++++ Information ++++
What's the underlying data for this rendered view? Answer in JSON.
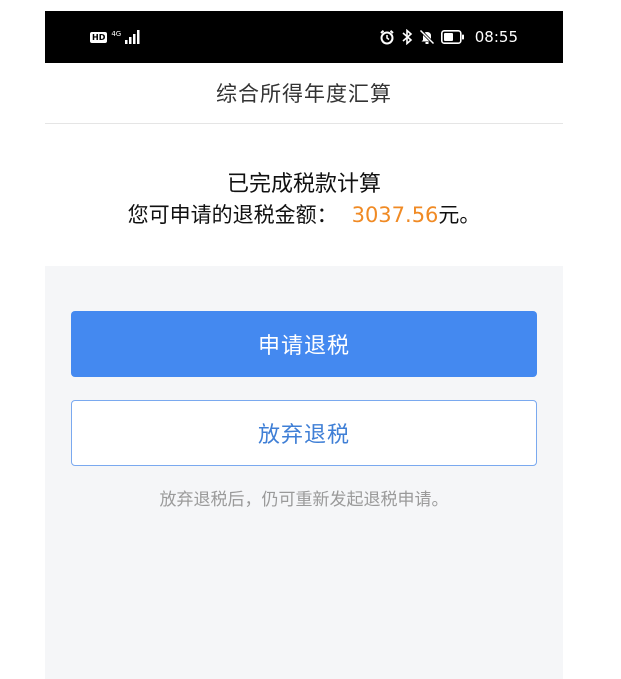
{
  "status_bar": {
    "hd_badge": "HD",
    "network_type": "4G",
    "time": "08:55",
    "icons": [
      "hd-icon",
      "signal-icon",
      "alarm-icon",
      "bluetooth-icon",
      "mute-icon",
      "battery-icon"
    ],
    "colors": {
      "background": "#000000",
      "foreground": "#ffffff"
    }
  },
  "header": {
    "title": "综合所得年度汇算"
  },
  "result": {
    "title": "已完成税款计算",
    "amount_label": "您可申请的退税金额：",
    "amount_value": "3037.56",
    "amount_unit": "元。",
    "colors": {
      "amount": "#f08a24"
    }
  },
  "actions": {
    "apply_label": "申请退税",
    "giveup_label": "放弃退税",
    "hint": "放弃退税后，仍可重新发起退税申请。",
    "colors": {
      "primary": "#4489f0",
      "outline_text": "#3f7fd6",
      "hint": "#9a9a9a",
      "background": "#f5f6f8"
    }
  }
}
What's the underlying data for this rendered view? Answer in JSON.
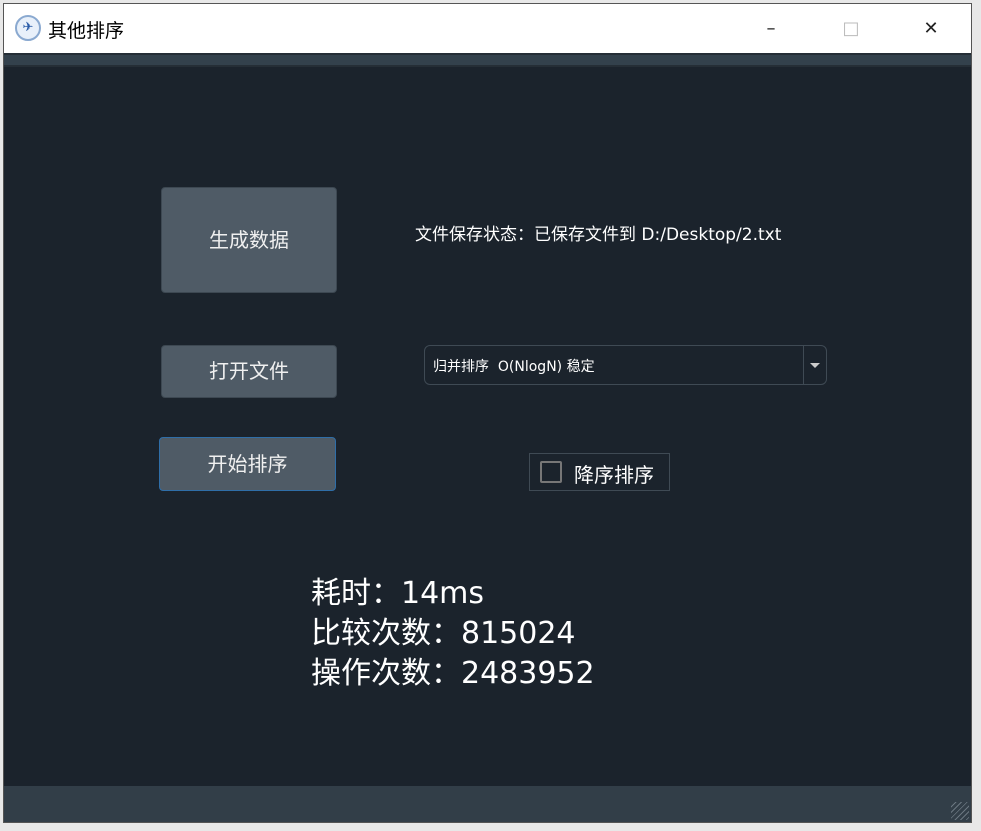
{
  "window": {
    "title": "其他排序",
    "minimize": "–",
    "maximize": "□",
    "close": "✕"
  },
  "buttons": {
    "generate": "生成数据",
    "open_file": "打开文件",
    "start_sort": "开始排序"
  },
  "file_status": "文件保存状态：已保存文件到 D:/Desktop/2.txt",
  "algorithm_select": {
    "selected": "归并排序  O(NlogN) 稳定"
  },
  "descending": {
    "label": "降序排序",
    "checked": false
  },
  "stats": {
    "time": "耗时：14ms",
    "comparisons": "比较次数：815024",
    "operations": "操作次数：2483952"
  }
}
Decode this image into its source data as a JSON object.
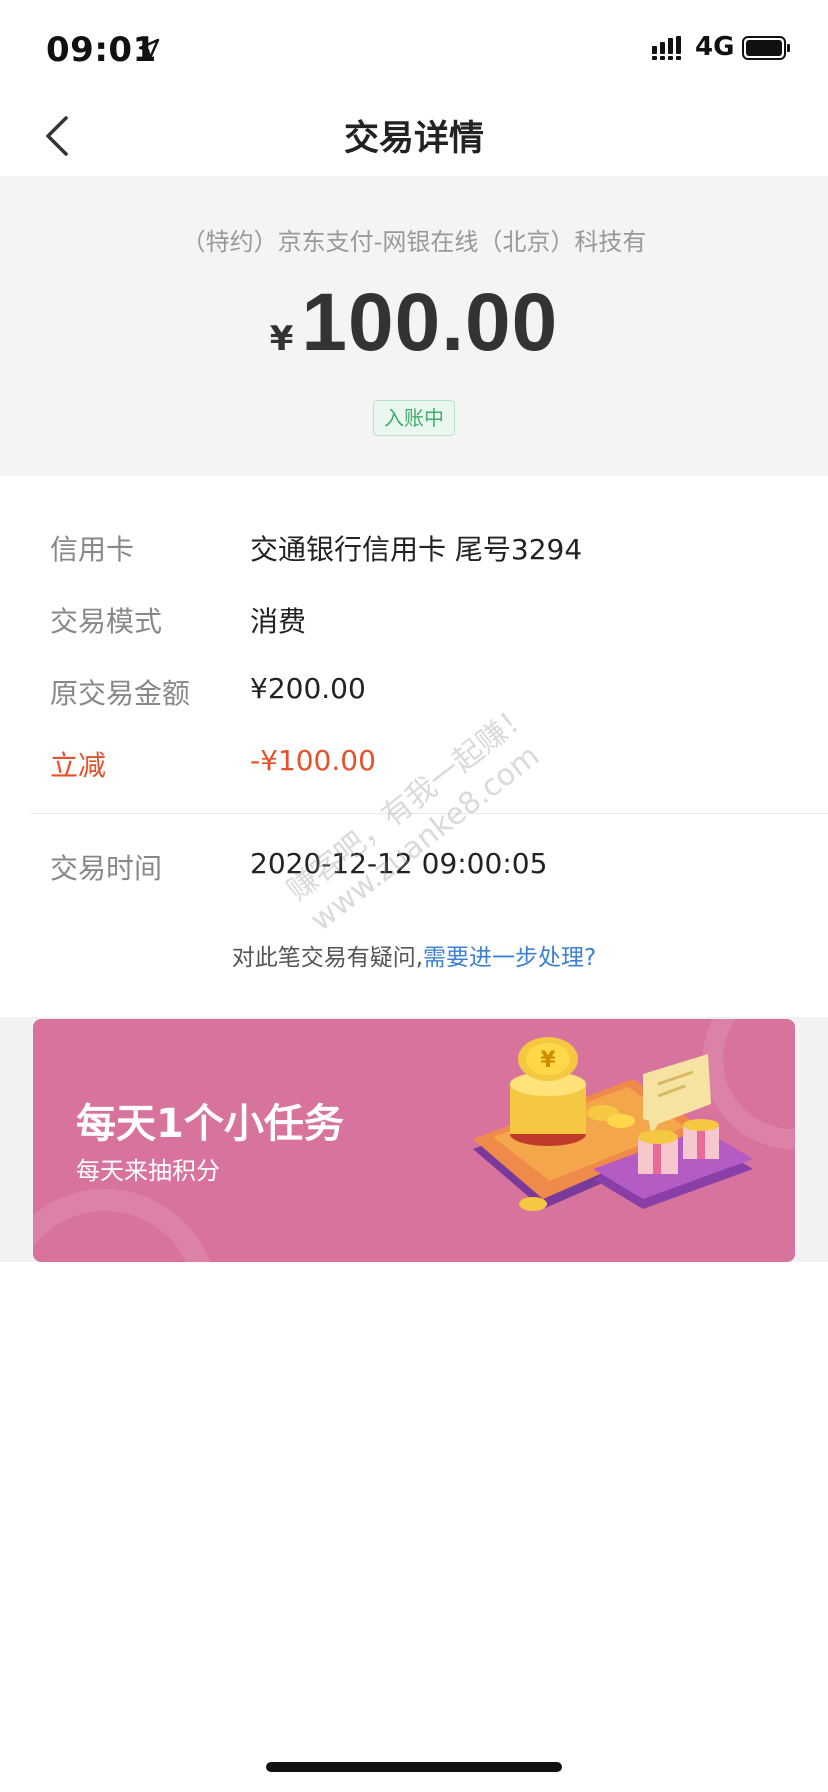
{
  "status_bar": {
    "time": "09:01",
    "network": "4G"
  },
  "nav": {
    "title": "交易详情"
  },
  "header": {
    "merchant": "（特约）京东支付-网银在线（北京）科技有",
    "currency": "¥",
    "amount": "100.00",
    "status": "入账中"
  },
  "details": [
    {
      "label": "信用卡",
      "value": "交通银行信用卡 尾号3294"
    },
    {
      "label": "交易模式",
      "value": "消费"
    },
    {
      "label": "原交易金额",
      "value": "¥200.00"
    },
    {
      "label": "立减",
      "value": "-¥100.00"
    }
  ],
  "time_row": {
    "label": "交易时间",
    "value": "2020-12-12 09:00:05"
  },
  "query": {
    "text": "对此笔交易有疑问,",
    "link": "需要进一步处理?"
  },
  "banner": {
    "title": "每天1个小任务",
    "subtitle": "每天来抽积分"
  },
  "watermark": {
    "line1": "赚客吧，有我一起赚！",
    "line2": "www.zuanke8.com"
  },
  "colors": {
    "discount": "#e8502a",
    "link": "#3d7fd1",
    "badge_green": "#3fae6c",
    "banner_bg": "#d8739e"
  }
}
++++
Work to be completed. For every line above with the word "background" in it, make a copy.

Answer to this problem.
      "background": "#000000",
      "background": "#f5f6f8"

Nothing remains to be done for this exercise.